BEGIN Available data

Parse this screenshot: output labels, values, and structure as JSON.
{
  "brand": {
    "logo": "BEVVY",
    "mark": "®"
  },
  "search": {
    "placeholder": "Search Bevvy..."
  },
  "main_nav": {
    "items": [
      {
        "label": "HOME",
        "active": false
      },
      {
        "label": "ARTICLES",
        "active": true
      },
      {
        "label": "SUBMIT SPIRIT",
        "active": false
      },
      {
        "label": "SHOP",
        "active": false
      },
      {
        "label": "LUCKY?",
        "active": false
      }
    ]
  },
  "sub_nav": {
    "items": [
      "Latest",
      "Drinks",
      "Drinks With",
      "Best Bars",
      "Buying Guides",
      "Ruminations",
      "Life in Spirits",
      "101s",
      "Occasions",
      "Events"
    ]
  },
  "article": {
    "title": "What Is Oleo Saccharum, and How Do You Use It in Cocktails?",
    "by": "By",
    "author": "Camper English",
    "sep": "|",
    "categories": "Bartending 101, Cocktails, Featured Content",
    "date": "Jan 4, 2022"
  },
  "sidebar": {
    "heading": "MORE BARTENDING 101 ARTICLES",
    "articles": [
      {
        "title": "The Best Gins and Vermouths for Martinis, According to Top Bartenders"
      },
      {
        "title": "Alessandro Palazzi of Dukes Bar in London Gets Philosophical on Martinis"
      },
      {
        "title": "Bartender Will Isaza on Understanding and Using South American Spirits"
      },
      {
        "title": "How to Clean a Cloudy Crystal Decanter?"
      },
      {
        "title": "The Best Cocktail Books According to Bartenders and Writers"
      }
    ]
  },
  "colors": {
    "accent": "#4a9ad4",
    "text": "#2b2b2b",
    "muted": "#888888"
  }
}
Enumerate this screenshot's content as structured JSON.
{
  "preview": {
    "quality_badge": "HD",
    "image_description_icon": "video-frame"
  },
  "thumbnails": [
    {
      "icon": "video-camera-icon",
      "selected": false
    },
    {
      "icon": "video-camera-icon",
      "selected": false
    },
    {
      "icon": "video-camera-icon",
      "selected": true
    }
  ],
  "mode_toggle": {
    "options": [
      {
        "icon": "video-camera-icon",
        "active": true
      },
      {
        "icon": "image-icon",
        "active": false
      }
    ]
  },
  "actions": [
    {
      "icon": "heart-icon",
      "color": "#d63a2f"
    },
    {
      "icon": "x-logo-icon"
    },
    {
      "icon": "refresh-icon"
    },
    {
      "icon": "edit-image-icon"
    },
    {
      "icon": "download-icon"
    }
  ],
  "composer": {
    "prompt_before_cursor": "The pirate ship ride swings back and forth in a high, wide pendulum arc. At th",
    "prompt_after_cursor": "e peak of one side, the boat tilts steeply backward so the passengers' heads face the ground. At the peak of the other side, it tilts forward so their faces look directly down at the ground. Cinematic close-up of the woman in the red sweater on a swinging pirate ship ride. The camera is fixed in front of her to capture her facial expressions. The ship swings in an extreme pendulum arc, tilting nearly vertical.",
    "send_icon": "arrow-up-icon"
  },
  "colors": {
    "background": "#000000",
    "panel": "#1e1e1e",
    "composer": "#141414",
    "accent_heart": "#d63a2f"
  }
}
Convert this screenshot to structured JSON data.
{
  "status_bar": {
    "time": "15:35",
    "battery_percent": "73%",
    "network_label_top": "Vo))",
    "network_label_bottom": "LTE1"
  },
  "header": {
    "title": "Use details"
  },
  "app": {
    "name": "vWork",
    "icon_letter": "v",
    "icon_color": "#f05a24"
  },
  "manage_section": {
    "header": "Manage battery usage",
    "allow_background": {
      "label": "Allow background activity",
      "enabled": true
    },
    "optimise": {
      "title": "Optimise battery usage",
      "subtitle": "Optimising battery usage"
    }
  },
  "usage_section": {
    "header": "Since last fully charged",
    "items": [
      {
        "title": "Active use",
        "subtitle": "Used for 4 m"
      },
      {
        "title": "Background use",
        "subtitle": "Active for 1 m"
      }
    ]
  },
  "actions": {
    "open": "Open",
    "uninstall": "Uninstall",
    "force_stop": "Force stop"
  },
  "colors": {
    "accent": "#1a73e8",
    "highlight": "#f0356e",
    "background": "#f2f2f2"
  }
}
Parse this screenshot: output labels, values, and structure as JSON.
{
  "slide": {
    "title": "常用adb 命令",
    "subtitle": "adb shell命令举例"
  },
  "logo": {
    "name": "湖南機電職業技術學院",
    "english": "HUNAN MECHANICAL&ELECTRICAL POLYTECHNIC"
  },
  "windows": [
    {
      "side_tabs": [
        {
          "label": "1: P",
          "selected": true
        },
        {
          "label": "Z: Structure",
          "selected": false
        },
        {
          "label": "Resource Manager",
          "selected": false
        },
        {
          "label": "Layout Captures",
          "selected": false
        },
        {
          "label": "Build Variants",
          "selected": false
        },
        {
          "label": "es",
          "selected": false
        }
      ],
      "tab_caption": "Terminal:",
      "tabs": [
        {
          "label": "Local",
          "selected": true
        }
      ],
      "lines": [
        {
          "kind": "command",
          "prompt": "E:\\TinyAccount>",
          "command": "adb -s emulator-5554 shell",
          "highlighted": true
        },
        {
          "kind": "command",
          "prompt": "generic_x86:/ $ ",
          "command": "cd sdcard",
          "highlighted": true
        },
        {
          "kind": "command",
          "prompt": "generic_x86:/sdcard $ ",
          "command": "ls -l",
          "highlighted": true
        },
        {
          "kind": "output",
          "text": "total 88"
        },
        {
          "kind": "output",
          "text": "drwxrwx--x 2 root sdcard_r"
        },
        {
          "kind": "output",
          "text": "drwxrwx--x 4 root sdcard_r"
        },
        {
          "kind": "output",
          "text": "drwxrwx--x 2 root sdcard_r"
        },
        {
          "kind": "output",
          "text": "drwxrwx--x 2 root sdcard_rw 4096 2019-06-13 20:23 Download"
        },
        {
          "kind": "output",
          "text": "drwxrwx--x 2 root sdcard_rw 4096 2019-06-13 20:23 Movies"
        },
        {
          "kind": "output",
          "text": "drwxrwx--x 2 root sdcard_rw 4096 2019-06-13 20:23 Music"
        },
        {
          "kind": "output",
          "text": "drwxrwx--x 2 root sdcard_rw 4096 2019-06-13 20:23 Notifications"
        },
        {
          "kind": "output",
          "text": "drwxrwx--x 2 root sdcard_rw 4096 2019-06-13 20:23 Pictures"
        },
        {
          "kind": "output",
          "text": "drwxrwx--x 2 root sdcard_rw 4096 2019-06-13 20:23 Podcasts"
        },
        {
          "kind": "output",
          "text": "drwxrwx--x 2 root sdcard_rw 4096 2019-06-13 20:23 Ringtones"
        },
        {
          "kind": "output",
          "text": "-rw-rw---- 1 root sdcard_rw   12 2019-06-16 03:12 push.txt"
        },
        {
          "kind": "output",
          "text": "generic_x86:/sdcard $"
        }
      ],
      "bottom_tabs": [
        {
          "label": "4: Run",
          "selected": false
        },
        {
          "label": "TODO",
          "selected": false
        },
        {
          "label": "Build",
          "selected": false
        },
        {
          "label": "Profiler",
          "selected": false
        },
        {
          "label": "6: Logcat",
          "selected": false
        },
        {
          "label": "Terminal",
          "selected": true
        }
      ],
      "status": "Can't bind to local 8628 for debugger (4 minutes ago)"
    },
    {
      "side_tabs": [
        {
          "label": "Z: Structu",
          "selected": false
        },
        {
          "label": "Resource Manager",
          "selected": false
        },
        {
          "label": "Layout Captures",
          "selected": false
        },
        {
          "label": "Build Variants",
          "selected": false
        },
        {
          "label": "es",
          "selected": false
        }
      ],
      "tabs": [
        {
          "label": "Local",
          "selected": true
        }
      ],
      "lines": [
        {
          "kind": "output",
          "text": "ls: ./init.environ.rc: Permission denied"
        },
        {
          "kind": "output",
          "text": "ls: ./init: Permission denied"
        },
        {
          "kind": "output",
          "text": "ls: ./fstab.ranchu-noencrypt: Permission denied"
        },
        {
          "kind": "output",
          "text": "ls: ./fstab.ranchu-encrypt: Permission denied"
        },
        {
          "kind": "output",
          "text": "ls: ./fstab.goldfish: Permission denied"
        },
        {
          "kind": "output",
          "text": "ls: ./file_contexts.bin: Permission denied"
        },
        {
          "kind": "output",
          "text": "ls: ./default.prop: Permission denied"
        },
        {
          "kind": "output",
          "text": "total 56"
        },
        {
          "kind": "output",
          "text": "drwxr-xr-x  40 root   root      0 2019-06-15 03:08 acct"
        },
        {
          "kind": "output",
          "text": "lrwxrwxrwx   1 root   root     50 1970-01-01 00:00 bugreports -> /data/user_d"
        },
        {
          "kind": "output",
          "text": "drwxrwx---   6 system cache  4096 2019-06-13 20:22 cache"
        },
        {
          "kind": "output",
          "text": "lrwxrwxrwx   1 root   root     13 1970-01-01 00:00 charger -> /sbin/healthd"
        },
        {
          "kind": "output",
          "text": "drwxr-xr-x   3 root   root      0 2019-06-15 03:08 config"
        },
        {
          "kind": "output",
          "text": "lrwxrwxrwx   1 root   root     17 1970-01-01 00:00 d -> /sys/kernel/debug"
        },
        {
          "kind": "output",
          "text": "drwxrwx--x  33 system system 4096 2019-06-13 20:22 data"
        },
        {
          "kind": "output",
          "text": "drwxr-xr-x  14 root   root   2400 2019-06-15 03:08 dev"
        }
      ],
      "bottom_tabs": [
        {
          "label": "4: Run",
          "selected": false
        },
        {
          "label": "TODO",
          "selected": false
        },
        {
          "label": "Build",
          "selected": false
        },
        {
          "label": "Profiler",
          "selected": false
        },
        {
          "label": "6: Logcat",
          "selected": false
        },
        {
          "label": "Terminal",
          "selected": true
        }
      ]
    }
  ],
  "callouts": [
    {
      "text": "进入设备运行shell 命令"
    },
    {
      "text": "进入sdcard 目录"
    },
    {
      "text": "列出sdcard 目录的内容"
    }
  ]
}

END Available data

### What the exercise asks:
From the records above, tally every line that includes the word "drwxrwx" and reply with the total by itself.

### Finished task:
12